Action item:
For the records below, the count of lines that hold "screenshot" is required; give only that number.

Data records for software interfaces:
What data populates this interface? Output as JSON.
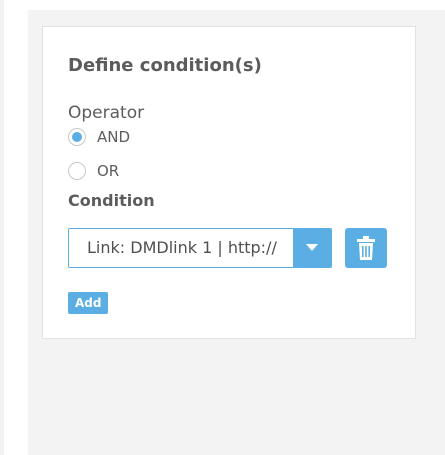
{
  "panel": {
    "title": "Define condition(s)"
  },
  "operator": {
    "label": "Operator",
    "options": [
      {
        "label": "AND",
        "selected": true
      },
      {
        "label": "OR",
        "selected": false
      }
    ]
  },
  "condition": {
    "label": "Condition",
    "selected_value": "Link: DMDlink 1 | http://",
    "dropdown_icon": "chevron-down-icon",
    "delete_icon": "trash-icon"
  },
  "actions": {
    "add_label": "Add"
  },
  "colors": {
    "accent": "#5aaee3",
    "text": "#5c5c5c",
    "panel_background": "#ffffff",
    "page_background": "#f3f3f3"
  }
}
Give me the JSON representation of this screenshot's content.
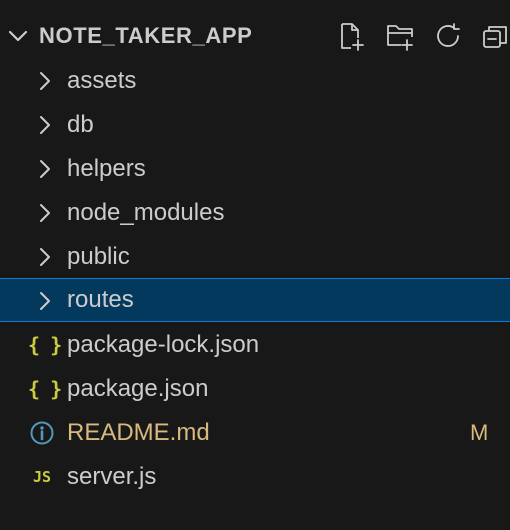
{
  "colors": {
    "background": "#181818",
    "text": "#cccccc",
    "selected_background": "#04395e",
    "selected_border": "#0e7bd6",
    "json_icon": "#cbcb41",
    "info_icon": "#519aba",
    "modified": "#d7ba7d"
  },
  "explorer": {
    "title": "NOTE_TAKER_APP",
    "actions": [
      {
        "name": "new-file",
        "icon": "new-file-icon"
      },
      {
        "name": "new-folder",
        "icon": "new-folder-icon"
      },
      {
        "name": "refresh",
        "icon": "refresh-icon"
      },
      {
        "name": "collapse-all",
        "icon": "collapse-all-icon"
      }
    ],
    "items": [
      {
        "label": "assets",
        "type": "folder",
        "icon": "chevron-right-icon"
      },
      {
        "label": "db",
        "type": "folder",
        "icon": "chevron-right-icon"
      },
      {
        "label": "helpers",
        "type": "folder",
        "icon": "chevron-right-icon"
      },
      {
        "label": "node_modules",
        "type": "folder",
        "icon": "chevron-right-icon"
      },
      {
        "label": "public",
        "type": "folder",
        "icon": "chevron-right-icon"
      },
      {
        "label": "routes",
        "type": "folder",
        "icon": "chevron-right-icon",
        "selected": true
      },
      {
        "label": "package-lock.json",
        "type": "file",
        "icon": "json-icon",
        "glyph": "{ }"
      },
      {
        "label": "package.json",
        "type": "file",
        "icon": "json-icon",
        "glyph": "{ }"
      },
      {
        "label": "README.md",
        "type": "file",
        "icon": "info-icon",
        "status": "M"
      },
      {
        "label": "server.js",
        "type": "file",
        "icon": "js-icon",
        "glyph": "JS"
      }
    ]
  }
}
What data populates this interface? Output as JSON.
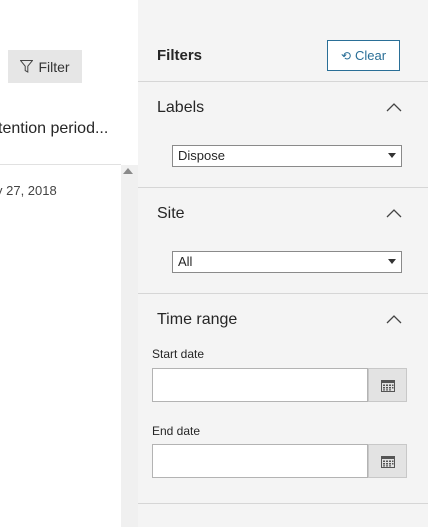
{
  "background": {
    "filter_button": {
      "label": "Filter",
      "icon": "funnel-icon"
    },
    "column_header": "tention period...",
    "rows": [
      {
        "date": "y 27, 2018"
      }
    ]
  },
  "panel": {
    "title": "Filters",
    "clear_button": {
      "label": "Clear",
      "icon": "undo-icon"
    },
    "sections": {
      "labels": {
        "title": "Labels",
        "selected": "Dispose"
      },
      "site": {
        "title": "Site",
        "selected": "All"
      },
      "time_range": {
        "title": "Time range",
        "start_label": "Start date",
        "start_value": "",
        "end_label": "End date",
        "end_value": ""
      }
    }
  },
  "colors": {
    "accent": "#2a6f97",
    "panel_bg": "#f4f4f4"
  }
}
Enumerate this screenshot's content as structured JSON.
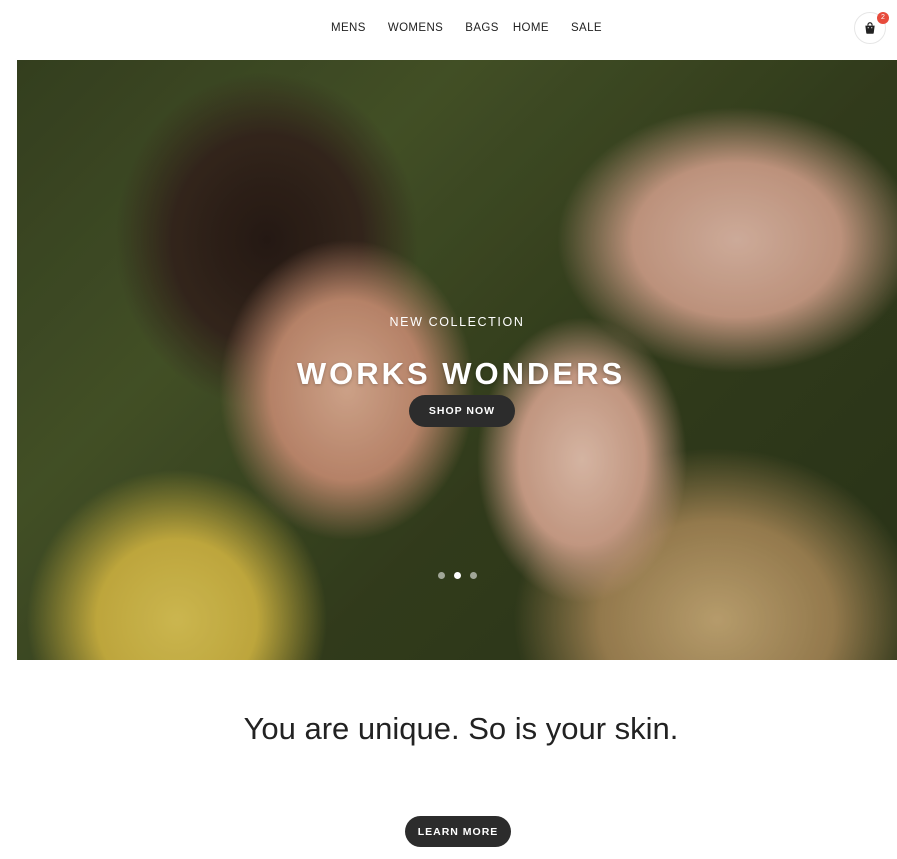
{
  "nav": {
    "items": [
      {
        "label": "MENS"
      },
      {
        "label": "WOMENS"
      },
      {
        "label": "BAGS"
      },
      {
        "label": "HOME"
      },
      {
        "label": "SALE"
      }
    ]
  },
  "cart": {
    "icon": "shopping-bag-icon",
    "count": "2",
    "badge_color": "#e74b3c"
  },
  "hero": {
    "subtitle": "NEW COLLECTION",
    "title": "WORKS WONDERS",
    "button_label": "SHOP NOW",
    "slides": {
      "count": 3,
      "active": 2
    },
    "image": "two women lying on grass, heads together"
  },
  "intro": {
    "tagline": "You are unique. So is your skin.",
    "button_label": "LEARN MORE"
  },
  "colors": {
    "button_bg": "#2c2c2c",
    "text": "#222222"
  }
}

Answer section:
2